reduce the frequency of CHD in a population.  Breeding two dysplastic dogs can yield a 75% incidence of hip
dysplasia in offspring, while mating two unaffected dogs can yield a 25% incidence of the disease. Selective
breeding using normal dogs from normal parents and grandparents, as well as progeny testing, should decrease the
incidence of CHD.
Until there is a genetic test for CHD, so we can detect genetically susceptible dogs, the best indication of a dog's
genetic makeup is where it came from (its' parents and grandparents), what it produces (its' offspring), and the
phenotype of its' siblings or half sibs. Dogs with normal hip radiographs that carry some of the mutations that cause
CHD but perhaps not the major ones, when bred to a mate that also carries some of the mutations for CHD, may
produce affected offspring.
To test whether a dog carries some of the mutations (even if the dog has OFA-good hips), it should be bred to sires
or dams with good hips and the proportion of affected offspring recorded (progeny testing). As many as 15-20
offspring should be produced to be reasonably sure that the parents do not carry important mutations. This is an
unreasonable burden for dog breeders to bear. Breeders should attempt to breed dogs with the best hips in

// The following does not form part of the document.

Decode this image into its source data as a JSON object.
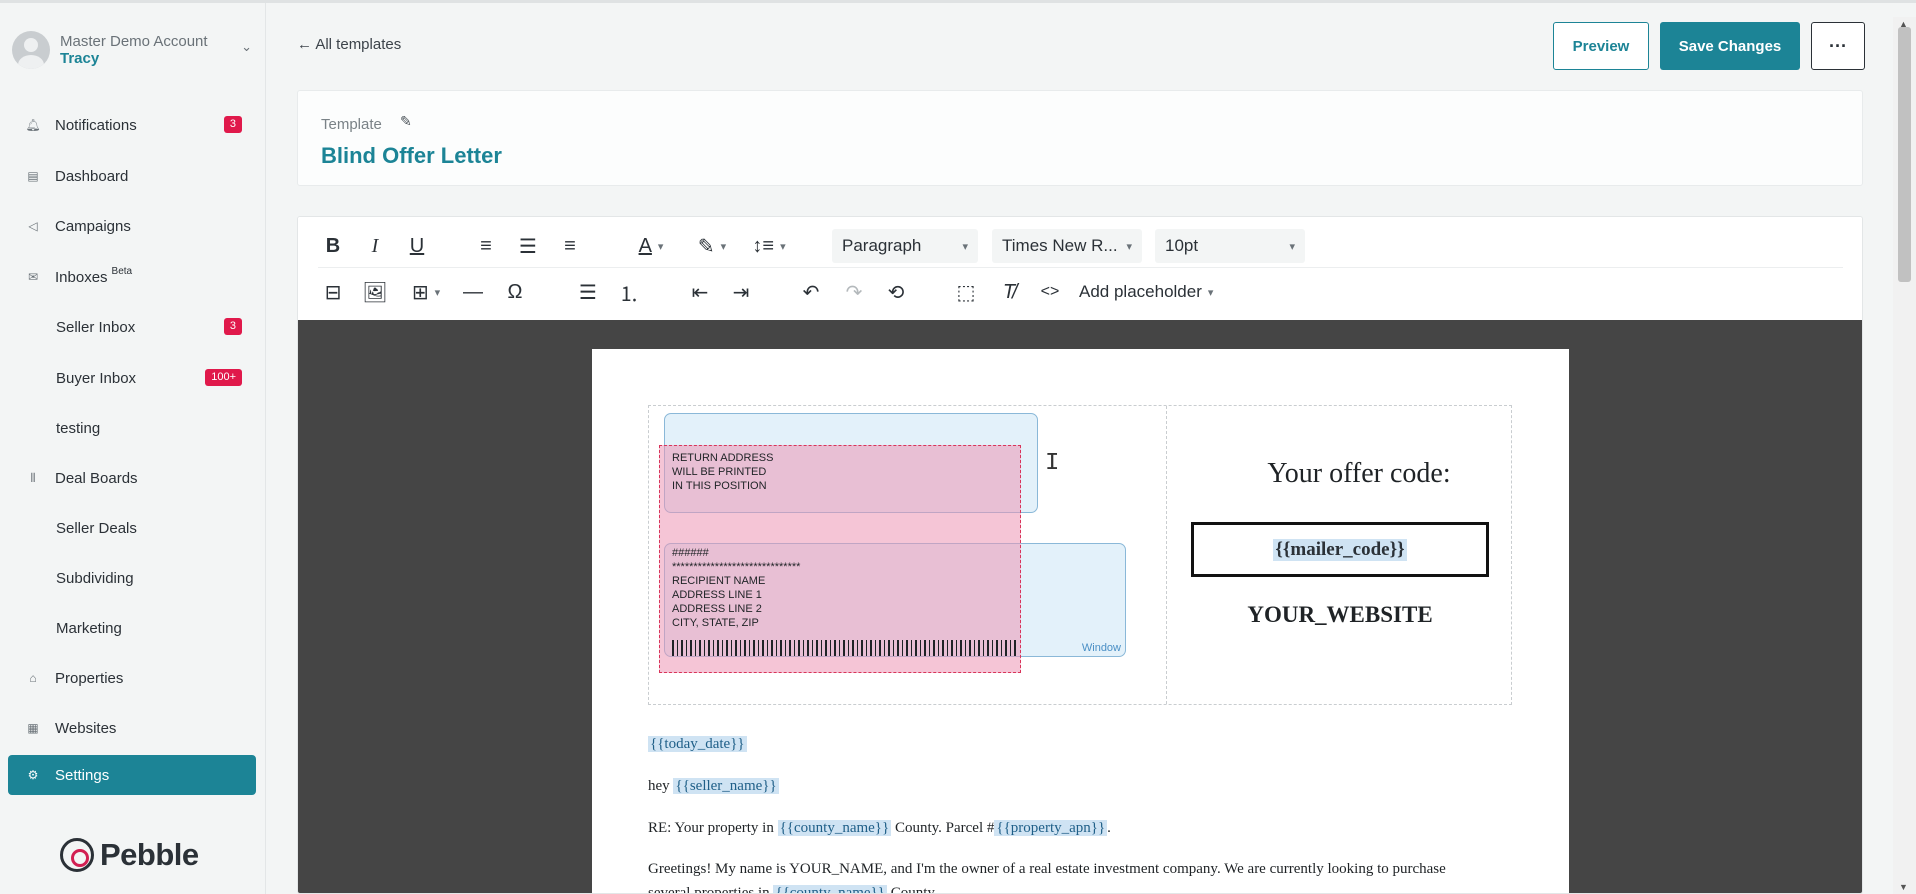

 their colony as well as to dogs with the other optimal breed characteristics and temperament.
At the Cornell University Hospital for Animals in New York they have been searching for the genes that contribute
to hip dysplasia. When an owner comes to this hospital for hip radiographs, they are asked to donate a small 
sample of blood from their dog for DNA isolation. This DNA and the hip radiograph measurements are then used
later to discover and confirm the mutations that contribute to hip dysplasia. Once they know which genes and
biochemical pathways lead to good and poor hip conformation, they can develop novel treatments which can be
applied at an early age.